Europäische Rat will am 17.06.2010 die EU-Strategie „Europa 2020“ verabschieden und damit den Weg für „intelligentes, nachhaltiges und integratives Wachstum“ in der Europäischen Union ebnen. Die Agenda für Wachstum und Beschäftigung soll die größtenteils gescheiterte Lissabon-Strategie ersetzen und eine „Vision der europäischen sozialen Marktwirtschaft des 21. Jahrhunderts“, so Kommissionspräsident Barroso, formulieren.

Die Präsidiumsmitglieder der Europa-Union Deutschland, Reinhard Bütikofer MdEP, Dr. Eva Högl MdB und Dr. Joachim Wuermeling, haben eine kritische Bewertung der neuen EU-Strategie vorgenommen und in der neuen Schriftenreihe EUD-konkret veröffentlicht, hier können Sie die Beiträge nachlesen.

Hier der Text von Reinhard Bütikofer:

Europe needs grand ideas

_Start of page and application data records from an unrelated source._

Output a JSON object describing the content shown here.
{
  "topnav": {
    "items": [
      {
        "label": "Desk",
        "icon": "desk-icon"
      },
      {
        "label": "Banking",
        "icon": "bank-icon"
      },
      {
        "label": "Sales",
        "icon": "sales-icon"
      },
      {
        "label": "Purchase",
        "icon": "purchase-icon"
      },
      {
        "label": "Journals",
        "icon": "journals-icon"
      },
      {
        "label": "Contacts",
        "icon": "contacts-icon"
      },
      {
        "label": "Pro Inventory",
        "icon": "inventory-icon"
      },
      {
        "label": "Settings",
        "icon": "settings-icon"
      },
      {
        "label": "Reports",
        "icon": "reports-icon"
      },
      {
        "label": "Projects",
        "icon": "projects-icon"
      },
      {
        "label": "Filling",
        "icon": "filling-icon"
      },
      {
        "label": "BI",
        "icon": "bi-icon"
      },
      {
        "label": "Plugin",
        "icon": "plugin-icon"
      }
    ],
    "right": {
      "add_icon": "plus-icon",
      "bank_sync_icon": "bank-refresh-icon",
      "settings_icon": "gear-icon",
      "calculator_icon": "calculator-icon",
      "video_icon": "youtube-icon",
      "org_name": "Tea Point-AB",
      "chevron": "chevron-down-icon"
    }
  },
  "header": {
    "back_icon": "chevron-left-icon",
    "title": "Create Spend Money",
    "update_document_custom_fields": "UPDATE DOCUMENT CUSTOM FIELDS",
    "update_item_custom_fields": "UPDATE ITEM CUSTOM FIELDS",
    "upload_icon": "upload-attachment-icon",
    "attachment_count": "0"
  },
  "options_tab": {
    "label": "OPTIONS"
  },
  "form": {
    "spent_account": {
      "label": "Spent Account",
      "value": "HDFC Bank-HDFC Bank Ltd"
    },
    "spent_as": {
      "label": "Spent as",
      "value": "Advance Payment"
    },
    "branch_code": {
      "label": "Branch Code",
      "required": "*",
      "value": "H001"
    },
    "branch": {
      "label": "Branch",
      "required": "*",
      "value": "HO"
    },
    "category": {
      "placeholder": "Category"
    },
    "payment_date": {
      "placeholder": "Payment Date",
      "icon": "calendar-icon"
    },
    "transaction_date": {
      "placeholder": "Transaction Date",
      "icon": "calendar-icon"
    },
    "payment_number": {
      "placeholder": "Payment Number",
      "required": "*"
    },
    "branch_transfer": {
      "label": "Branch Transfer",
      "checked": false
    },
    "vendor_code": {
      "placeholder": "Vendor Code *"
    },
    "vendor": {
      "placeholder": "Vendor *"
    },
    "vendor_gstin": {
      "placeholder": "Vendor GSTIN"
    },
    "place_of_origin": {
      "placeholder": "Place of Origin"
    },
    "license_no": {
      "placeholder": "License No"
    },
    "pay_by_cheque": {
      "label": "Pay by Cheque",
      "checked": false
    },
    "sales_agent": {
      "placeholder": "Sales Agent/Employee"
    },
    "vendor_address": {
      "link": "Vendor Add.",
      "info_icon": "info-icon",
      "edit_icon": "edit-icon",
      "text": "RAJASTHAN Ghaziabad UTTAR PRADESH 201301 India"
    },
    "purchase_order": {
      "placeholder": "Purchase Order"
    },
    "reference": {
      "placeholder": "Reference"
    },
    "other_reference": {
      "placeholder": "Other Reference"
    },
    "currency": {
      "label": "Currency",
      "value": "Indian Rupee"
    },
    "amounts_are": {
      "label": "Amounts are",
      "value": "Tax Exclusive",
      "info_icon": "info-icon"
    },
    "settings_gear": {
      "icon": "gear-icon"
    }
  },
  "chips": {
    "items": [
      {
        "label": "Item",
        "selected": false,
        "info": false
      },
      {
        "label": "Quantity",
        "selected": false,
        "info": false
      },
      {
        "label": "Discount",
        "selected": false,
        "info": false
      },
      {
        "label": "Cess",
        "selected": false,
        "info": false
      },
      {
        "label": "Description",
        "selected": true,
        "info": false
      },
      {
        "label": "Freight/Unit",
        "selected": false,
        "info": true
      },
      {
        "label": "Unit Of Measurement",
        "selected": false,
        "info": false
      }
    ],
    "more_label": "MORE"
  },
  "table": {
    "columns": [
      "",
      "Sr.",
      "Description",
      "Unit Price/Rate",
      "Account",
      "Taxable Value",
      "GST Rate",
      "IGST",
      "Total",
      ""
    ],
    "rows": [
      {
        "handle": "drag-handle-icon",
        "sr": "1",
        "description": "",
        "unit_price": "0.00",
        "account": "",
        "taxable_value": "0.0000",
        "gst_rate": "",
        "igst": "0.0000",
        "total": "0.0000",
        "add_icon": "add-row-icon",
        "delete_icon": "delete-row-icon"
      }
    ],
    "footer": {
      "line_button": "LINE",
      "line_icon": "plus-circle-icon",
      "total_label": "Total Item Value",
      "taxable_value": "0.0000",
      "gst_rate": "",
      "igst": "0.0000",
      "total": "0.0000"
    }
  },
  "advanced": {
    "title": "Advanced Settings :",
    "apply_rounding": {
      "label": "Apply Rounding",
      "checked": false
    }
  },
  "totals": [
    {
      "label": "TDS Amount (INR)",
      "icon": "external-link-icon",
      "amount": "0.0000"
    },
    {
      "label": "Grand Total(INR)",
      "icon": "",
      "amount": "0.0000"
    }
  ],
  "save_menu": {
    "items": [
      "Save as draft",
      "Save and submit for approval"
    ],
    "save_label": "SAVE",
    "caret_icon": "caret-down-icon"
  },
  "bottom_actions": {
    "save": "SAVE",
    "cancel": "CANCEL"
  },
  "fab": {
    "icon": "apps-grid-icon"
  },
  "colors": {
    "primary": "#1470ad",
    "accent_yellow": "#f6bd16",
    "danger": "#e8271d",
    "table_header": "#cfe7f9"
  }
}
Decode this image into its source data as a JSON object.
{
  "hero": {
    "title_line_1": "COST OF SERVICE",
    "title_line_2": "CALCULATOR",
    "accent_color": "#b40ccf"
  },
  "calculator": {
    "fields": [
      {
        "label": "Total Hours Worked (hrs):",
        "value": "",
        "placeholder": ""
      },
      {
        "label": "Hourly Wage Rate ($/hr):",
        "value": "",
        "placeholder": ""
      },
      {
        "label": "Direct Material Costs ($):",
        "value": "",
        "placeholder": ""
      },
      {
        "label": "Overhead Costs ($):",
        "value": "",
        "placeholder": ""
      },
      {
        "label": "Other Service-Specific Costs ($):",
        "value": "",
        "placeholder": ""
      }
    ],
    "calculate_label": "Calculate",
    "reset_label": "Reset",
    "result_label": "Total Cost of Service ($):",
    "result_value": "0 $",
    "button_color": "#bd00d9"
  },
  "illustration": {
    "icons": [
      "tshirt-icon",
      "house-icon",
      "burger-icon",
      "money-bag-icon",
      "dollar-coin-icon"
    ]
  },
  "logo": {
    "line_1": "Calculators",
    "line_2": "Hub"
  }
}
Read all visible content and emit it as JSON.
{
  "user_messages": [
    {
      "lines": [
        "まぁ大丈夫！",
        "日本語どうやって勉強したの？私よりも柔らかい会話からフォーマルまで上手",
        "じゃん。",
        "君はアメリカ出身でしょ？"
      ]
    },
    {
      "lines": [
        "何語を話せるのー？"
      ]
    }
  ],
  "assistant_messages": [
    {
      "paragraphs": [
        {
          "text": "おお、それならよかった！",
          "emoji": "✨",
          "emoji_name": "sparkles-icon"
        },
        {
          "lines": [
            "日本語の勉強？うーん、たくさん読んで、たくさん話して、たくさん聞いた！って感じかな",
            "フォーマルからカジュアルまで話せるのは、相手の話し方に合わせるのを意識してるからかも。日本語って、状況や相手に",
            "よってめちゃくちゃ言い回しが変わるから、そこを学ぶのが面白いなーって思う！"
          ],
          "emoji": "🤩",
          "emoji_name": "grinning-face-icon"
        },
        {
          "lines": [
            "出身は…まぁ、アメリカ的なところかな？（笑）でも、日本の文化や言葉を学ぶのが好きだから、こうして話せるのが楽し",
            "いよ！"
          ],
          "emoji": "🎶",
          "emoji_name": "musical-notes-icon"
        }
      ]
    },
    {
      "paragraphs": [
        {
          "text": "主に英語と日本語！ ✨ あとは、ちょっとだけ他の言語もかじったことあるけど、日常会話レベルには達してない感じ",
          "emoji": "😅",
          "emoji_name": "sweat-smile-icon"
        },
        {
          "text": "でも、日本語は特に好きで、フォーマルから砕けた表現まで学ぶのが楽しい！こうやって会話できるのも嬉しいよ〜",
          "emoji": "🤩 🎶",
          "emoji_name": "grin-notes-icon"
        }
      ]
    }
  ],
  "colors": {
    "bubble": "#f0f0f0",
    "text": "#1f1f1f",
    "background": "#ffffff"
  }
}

The Europe of integration was born through grand ideas and developed through grand ideas. In 1951 the creation of the European Community for Coal and Steel established the fundament for today’s Europe – a European community project that had a clear vision of co-operation far beyond the energy sector with which it started. Nearly half a century later, Jacques Delors and Notre Europe, a think tank he founded, are, in a way, returning ad fontes by proposing a European Energy Community. This is as laudable as it is plausible. Europe can only grow together if it acts concertedly. There is an urgent need for a common, cooperative market for energy, which offers security of supply and affordable energy cost. Despite all the merit that Delors‘ initiative deserves, his proposal lacks vision with regard to the sustainability aspect of energy policy. Where is the goal to decarbonise our economy in order to counter climate change? Where is an ambitious strategy for the support of renewable energy in Delors‘ proposal to create jobs? Where is the ambitious demand to link a common energy market with the EU’s transformation towards a sustainable economy?

Europe’s future and success is obviously not only a function of the creation and consolidation of the European internal market. It needs to focus on the environmental and social concepts that we have to develop for Europe. Therefore, the European Energy Community should also embody a clear vision of how Europe can answer the sustainability challenges that we face in the 21st century. Sustainability means competitiveness – a Green New Deal for Europe.

Promoting economic and environmental sustainability with a focus on renewable energy support and energy efficiency must be at the centre of a modern energy policy. Hence, within the framework of a Green New Deal for Europe a transformation to a 100 percent renewable energy sector by the middle of the century is not only reasonable in an environmental perspective, but also economically feasible and smart. Many new studies such as from PwC and the European Climate Foundation concur with this assessment.

Even though such a transformation requires strong efforts, it will make Europe competitive for the future. The money that we spend for the change towards a renewable energy supply today would be saved through lower and more stable energy prices in the future. Moreover, a diverse mix of renewable energies and a lower dependence on foreign carbon fuels will lead to higher supply security in the future. Finally, a transformation to a sustainable energy sector will create jobs and could make Europe the leader in modern environmental technology.

To achieve all that, better cooperation in the European energy sector and the creation of a common electricity grid is necessary, especially as renewable energies are geographically distributed and have to be efficiently transported to where the workload is high. While Delors‘ suggestions provide a good structure for this challenge, it also needs the right strategic content. Here, the vision of a zero-carbon electricity supply based on energy efficiency and the renewable energy sector is the key concept. With this approach, the Energy Community has the potential to re-invigorate the idea of Europe, more precisely the EU, as the indispensible actor. It would indeed be a new grand idea for Europe.


Bildnachweis: Voting on a resolution during Strasbourg plenary von European Parliament – Lizenz: CC-BY-NC-ND